I want to warn you now that this article is full of spoilers.
What? Some of you are unclear on the term “spoilers”? You haven’t been reading your internet movie reviews. At a variety of movie sites you can read reviews of movies that are seen before the films are released. Sometimes you can read reviews of scripts before a film is even produced. Often the reviewers will warn *minor spoilers* or *major spoilers*, depending on whether they plan on giving away minor plot details or every twist and turn in the story.
Some people like spoilers, some don’t.
I prefer not to know what’s going to happen in the movies I watch and the books I read; I want to be surprised. On the other hand, my wife Mindy often reads the ends of novels before deciding if she wants to go on reading. She does this with mysteries. This is a mystery to me.
Some people like spoilers, some don’t.
*Major Spoilers*! I plan on giving away the whole plot of a certain film, and not only that, but some major spoilers about life itself.
So if you were planning on rushing out to rent F.W. Murau’s silent German Expressionist classic The Last Laugh, and you don’t want to know how it ends, quit reading now!
Emil Jannings plays the doorman (or porter) of an elite German hotel. He is proud of his job and especially proud of his gaudy uniform. When he returns from work to his dilapidated tenement, his neighbors treat him with deference and respect because of his big lapels and shiny buttons.
But the doorman is getting on in years, and when the manager of the hotel sees him take a long break after struggling with heavy luggage, the manager demotes him to restroom attendant.
The new job does not have the status of doorman and does not have a uniform.
So the former doorman decides to steal a uniform so he can still wear it when he’s back in his neighborhood. But when a neighbor spies him at work in the restroom, he becomes the laughing stock of the neighborhood.

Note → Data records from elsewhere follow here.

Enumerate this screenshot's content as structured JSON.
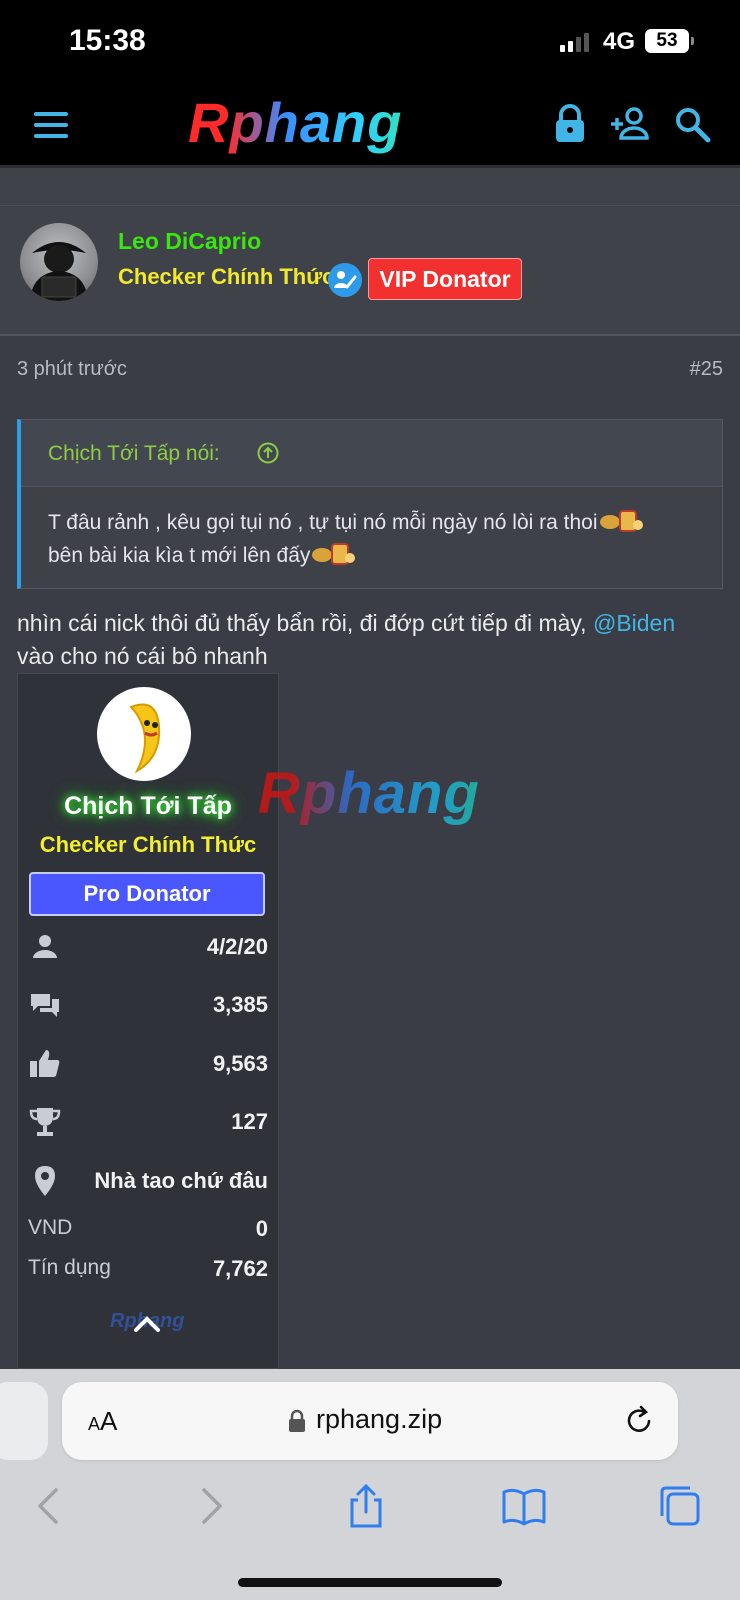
{
  "status_bar": {
    "time": "15:38",
    "network": "4G",
    "battery": "53"
  },
  "site": {
    "logo": "Rphang"
  },
  "post": {
    "author": {
      "name": "Leo DiCaprio",
      "title": "Checker Chính Thức",
      "badge": "VIP Donator"
    },
    "time": "3 phút trước",
    "number": "#25",
    "quote": {
      "author": "Chịch Tới Tấp nói:",
      "line1": "T đâu rảnh , kêu gọi tụi nó , tự tụi nó mỗi ngày nó lòi ra thoi",
      "line2": "bên bài kia kìa t mới lên đấy"
    },
    "text_before": "nhìn cái nick thôi đủ thấy bẩn rồi, đi đớp cứt tiếp đi mày, ",
    "mention": "@Biden",
    "text_after": "vào cho nó cái bô nhanh"
  },
  "signature": {
    "name": "Chịch Tới Tấp",
    "title": "Checker Chính Thức",
    "badge": "Pro Donator",
    "joined": "4/2/20",
    "messages": "3,385",
    "reactions": "9,563",
    "points": "127",
    "location": "Nhà tao chứ đâu",
    "vnd_label": "VND",
    "vnd_value": "0",
    "credit_label": "Tín dụng",
    "credit_value": "7,762",
    "watermark": "Rphang"
  },
  "watermark": "Rphang",
  "browser": {
    "aa_small": "A",
    "aa_big": "A",
    "url": "rphang.zip"
  },
  "colors": {
    "accent": "#41b6e6",
    "username": "#39e60d",
    "title": "#f0e92c",
    "vip": "#f23030",
    "pro": "#4a57ff"
  }
}
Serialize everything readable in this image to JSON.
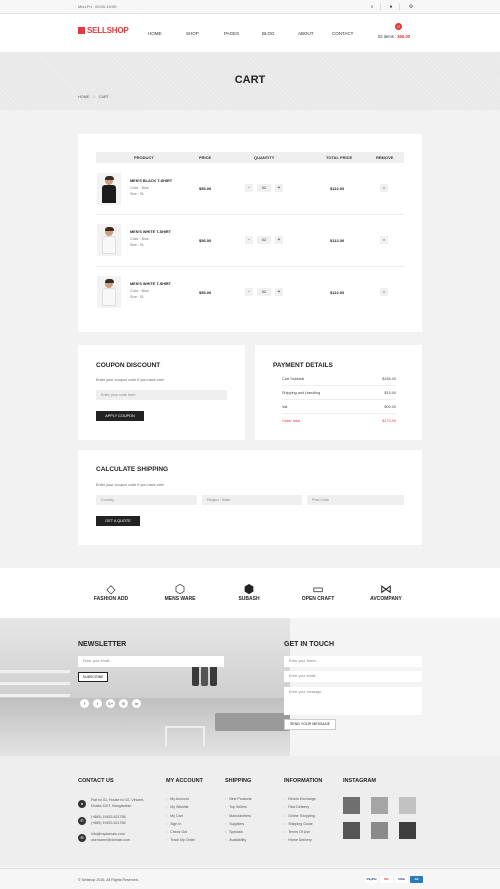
{
  "topbar": {
    "hours": "Mon-Fri : 09:00-19:00"
  },
  "header": {
    "logo": "SELLSHOP",
    "nav": [
      "HOME",
      "SHOP",
      "PAGES",
      "BLOG",
      "ABOUT",
      "CONTACT"
    ],
    "cart_count": "0",
    "cart_items": "02 items :",
    "cart_total": "$56.00"
  },
  "page": {
    "title": "CART",
    "breadcrumb_home": "HOME",
    "breadcrumb_sep": "/",
    "breadcrumb_current": "CART"
  },
  "cart": {
    "columns": [
      "PRODUCT",
      "PRICE",
      "QUANTITY",
      "TOTAL PRICE",
      "REMOVE"
    ],
    "items": [
      {
        "name": "MEN'S BLACK T-SHIRT",
        "color": "Color : Blue",
        "size": "Size : SL",
        "price": "$56.00",
        "qty": "02",
        "total": "$112.00",
        "minus": "-",
        "plus": "+",
        "remove": "×",
        "shirt": "#1c1c1c"
      },
      {
        "name": "MEN'S WHITE T-SHIRT",
        "color": "Color : Blue",
        "size": "Size : SL",
        "price": "$56.00",
        "qty": "02",
        "total": "$112.00",
        "minus": "-",
        "plus": "+",
        "remove": "×",
        "shirt": "#f5f5f5"
      },
      {
        "name": "MEN'S WHITE T-SHIRT",
        "color": "Color : Blue",
        "size": "Size : SL",
        "price": "$56.00",
        "qty": "02",
        "total": "$112.00",
        "minus": "-",
        "plus": "+",
        "remove": "×",
        "shirt": "#f5f5f5"
      }
    ]
  },
  "coupon": {
    "title": "COUPON DISCOUNT",
    "subtitle": "Enter your coupon code if you have one!",
    "placeholder": "Enter your code here.",
    "button": "APPLY COUPON"
  },
  "payment": {
    "title": "PAYMENT DETAILS",
    "rows": [
      {
        "label": "Cart Subtotal",
        "value": "$155.00"
      },
      {
        "label": "Shipping and Handling",
        "value": "$15.00"
      },
      {
        "label": "Vat",
        "value": "$00.00"
      },
      {
        "label": "Order total",
        "value": "$170.00"
      }
    ]
  },
  "shipping": {
    "title": "CALCULATE SHIPPING",
    "subtitle": "Enter your coupon code if you have one!",
    "country": "Country",
    "region": "Region / State",
    "post": "Post Code",
    "button": "GET A QUOTE"
  },
  "brands": [
    {
      "name": "FASHION ADD",
      "icon": "◇"
    },
    {
      "name": "MENS WARE",
      "icon": "⬡"
    },
    {
      "name": "SUBASH",
      "icon": "⬢"
    },
    {
      "name": "OPEN CRAFT",
      "icon": "▭"
    },
    {
      "name": "AVCOMPANY",
      "icon": "⋈"
    }
  ],
  "newsletter": {
    "title": "NEWSLETTER",
    "placeholder": "Enter your email...",
    "button": "SUBSCRIBE",
    "social": [
      "f",
      "t",
      "G+",
      "◎",
      "in"
    ]
  },
  "touch": {
    "title": "GET IN TOUCH",
    "name": "Enter your Name...",
    "email": "Enter your email...",
    "message": "Enter your message...",
    "button": "SEND YOUR MESSAGE"
  },
  "footer": {
    "contact_title": "CONTACT US",
    "address": [
      "Flat no 01, House no 02, Vincent,",
      "Dhaka 1207, Bangladesh"
    ],
    "phones": [
      "(+880) 19453 821758",
      "(+880) 19453 821758"
    ],
    "emails": [
      "info@mydomain.com",
      "username@domain.com"
    ],
    "account_title": "MY ACCOUNT",
    "account": [
      "My Account",
      "My Wishlist",
      "My Cart",
      "Sign In",
      "Check Out",
      "Track My Order"
    ],
    "shipping_title": "SHIPPING",
    "shipping_links": [
      "New Products",
      "Top Sellers",
      "Manufactirers",
      "Suppliers",
      "Specials",
      "Availability"
    ],
    "info_title": "INFORMATION",
    "info": [
      "Return Exchange",
      "Fast Delivery",
      "Online Shopping",
      "Shipping Guide",
      "Terms Of Use",
      "Home Delivery"
    ],
    "instagram_title": "INSTAGRAM",
    "copyright": "© Sellshop 2016. All Rights Reserved.",
    "payments": [
      "PayPal",
      "MC",
      "VISA",
      "AE"
    ]
  }
}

The man breaks down in tears when he returns the uniform to the hotel security guard. And then the film makers show one of the most amazing title cards in silent films.
I’m paraphrasing a bit, but the card says something like this: “In real life, the porter would have little to look forward to, except his own death. However, the writer took pity upon the man and added this unexpected epilogue.”
The film then shows guests in the hotel laughing as they read a newspaper article. The article tells about a millionaire who died in the arms of a hotel restroom attendant. The millionaire’s last will and testament specified that his entire fortune would go to the person who held him as he died.
The final minutes of the film show the former doorman of the hotel enjoying the hotel’s luxuries, along with his friend the security guard. The film ends with the new millionaire tipping all of the bell staff before riding off in a convertible.
The title card that changes the doorman’s fortune is a classic “Deus ex machine” device (or ‘God from the machine’). This is a phrase that originated in Greek drama, when the writer would paint his characters into such a difficult situation that the only solution was an arbitrary plot intervention by one of the many Greek gods.
It is usually quite an annoying device in a play, book or film.
If an ordinary Western story concludes with a UFO blasting the bad guy with lasers in the climatic gun fight or a parent’s objection to the love match in a Victorian romance resolved by having Dr. Phil enter in and give counsel, the audience is understandably upset.
But somehow, this device works in The Last Laugh, because the film makers are so transparent about its use. A (slightly) more recent use of blatant “Deus ex machine” is found in Wayne’s World. The film appears to be ending with our hero Wayne losing the girl and the villain triumphant. But Wayne speaks to the camera and suggests a different ending. They first try the Scooby Doo ending (“I would have succeeded, too, if it weren’t for those meddling kids”) and then finish with the mega-happy ending.
I think the “God from the machine” device works because there is an acknowledgement of a creator outside of the fictional world. Of course, we get ourselves into impossible situations. Particularly, we’ve got the problem of sin (Romans 6:23 – “The wages of sin is death”), and we need help to get us out of our predicament.
Fortunately, help did come from out of our world, when Jesus came to save us (John 1:14 – “The Word became flesh and made his dwelling with us.”)
I don’t mind that “Deus ex machine” at all. And when I said before that I don’t like spoilers -- well, Jesus perhaps gave away the biggest spoiler of all when He said in John 14:3, “I go to prepare a place for you, I will come back and take you to be with me that you also may be where I am.”
I don’t mind that spoiler at all.
The Last Laugh (1924) (original German title, Der Letzte Mann) directed by F.W. Murau, written by Carl Mayer, starring Emil Jannings. No objectionable content.
Wayne’s World (1992) directed by Penelope Spheeris, written and starring Mike Myers. Some offensive language and humor, and a gratuitous sex scene clearly marked with subtitles as “GRATUITOUS SEX SCENE”